It is inevitable, that no matter how well an adaptation of highly revered literature is executed, there will be complaints. Not all literary passages work in screenplays. And Ramin Bahrani’s modernization of a five-decade-old novel is expected and suitable. However, Bahrani’s decision to merge Montag’s wife with the Clarisse character was a missed opportunity to show that systematic oppression can overpower something as sacred as marriage. Perhaps Ramin Bahrani believed that making a composite character would make for a faster-paced story, and make room to add scenes that showcase a 21st Century take on 451. Again, updating the environment is expected and suitable. Any intelligent viewer would expect additions of communication that Ray Bradbury did not foresee at the time of 451’s publication. However, the presence of internet and hologram projections in this film does not have the exposition driving presence of tech-based films such as Blade Runner, Blade Runner 2049, and Minority Report. Seeing humanity release emoji’s that are projected on Cleveland’s buildings is intended to show a brainwashed society, but instead serves as an upgrade to grasp the attention of the millennial generation. The millennial generation that has read the novel will balk at the missed opportunities in the 2018 television film. That is if there are readers of the work nowadays.
Can Fahrenheit 451 be Adapted Properly?
In short, yes. The novel Fahrenheit 451, in all of its revering and constant analysis, has not been placed on unadaptable literary works lists; unlike Gravity’s Rainbow, Infinite Jest, and Blood Meridian, to name a few.

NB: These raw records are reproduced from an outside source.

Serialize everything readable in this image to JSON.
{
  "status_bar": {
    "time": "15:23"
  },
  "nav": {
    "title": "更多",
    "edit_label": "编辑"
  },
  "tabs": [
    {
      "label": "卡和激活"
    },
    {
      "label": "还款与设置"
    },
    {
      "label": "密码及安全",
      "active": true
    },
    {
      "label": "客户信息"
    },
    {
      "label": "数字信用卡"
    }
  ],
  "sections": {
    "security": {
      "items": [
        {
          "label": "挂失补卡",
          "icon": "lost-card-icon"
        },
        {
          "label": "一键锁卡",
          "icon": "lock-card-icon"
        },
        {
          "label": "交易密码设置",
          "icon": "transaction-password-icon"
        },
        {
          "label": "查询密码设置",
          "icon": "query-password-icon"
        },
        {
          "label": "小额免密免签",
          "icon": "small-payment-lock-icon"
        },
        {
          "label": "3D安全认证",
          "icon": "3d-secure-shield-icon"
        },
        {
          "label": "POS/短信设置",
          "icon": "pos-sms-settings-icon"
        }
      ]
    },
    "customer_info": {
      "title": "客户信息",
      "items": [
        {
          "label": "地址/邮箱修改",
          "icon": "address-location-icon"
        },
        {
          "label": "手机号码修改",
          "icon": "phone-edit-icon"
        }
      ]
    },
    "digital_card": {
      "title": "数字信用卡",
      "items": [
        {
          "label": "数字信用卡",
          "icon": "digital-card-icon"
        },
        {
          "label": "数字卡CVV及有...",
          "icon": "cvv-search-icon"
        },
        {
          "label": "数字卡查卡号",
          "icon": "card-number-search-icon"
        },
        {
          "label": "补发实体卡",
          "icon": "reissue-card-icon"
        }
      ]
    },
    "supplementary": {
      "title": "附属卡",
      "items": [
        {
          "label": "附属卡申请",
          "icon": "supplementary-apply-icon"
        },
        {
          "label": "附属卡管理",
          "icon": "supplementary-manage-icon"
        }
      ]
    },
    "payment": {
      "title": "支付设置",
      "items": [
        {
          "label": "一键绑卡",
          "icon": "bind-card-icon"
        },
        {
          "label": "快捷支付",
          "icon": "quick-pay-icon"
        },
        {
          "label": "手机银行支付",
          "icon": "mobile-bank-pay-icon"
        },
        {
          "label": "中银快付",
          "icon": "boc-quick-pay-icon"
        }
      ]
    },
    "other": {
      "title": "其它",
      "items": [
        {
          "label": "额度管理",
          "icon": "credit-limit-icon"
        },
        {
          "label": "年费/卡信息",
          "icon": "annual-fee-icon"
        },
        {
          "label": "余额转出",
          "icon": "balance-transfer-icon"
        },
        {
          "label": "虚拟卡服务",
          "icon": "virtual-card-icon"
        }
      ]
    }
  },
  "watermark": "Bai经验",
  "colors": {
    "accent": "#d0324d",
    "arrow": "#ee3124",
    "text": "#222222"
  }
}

Yet, a solid adaptation of Fahrenheit 451 still alludes filmmakers. Earlier this month, HBOWatch assessed the significance of the literary version of Fahrenheit 451. Although society has more ways of sharing information, and access to books than during the time period that Bradbury’s work was published, the cautionary tale of 451 is no less powerful. 451 argues that it is up to society to assess knowledge, not some regulatory force. Society should scrutinize knowledge by trial and error, and learn from the outcomes. Having a military state decide what acceptable learning is only creating systematic bias, thus creating fallacies. This is a novel that deserved a worthy screen version. The 1966 film contained cardboard performances, timid direction, and a meek budget. The last offense is certainly forgivable, and the one aspect that the 2018 version did not fall short. HBO supplied the appropriate budget, but the programming executives, in all of their astuteness, simply did not see that Bahrani’s vision substituted many of the novel’s most profound elements for mere technological upgrades.
Lastly, a proper adaptation would have never foregone the Montag-Mildred-Clarisse triangle, and the absolutely haunting nuclear scenario near the novel’s conclusion. Again, not to divulge too many specifics, but imagine a nuclear fallout (inferno, radiation, seismic waves) third act, replaced with birds migrating. That baffling pause in processing the illogicality of a true dystopian conclusion, being replaced with a scene that should be used as stock footage for a National Geographic special, is the same pause that this HBOWatch reviewer experienced at the end of the 2018 version of Fahrenheit 451. But what do you think?
Travlis is a government contractor, Naval reservist, and aficionado of film, premium television, and literature. A viewer of HBO for nearly three decades, Travlis just completed the first draft an outline and script for a documentary titled "On a Dark and Stormy Night". The intentionally cliché’ title serves as a double entendre’. For Home Box Office aired its first wave of programming on November 8, 1972, during a thunderstorm, and the premium cable giant‘s nearly five decade run of quality programming is anything but cliché’.